Interface dataset entries:
* * * * * * * * *

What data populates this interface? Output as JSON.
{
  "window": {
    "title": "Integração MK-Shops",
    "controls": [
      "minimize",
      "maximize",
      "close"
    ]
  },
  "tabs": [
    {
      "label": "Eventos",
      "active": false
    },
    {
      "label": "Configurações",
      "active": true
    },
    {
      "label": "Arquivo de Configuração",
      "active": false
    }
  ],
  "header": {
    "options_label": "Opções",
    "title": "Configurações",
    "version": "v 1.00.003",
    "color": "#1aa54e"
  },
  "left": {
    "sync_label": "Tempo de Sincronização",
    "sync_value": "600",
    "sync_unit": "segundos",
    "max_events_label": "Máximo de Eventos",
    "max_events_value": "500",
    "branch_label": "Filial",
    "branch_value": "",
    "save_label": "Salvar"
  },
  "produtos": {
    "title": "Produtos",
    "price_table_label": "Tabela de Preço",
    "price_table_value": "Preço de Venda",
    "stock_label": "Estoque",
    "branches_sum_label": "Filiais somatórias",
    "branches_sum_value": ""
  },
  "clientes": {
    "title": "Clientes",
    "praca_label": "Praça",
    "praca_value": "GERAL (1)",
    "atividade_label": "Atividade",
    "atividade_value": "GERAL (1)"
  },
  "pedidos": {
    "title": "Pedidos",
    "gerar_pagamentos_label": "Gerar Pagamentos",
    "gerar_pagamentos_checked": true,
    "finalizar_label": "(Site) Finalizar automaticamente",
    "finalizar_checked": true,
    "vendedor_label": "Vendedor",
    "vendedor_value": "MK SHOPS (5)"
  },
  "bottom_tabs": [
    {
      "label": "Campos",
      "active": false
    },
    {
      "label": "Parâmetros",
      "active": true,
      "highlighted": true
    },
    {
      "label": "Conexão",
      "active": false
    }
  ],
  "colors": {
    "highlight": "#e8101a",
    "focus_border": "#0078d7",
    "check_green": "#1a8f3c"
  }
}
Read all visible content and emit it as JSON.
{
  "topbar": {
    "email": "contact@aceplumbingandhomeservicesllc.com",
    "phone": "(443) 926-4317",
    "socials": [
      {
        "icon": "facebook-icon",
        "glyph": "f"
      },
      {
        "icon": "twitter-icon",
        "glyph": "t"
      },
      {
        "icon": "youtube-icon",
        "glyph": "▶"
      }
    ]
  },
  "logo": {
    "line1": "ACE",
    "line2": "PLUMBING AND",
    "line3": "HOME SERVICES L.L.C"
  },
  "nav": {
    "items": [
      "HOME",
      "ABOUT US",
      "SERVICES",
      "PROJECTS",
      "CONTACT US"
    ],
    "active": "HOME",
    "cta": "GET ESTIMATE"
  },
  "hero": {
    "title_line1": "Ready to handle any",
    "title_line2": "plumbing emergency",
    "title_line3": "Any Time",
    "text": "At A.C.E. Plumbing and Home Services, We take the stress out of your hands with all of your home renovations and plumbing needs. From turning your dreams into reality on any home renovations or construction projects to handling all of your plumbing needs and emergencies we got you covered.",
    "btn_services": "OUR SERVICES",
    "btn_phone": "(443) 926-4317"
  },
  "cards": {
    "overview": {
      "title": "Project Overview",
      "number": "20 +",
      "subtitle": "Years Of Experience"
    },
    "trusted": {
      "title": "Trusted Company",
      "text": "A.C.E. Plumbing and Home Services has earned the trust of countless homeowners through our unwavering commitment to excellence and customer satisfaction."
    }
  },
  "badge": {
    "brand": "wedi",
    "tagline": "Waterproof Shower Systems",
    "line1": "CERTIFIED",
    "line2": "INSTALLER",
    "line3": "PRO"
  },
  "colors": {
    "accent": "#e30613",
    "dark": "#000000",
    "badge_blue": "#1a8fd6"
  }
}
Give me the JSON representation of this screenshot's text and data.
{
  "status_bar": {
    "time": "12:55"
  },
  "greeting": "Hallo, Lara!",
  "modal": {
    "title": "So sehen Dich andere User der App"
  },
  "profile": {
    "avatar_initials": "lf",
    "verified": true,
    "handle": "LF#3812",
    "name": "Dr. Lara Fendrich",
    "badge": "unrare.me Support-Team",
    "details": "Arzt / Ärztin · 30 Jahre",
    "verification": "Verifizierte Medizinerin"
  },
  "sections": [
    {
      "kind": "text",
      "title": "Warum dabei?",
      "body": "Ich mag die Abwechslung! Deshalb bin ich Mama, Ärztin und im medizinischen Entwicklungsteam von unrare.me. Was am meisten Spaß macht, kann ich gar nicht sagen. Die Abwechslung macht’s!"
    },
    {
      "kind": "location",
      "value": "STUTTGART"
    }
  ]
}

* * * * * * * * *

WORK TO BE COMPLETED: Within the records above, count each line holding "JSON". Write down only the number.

EXERCISE RESULT: 3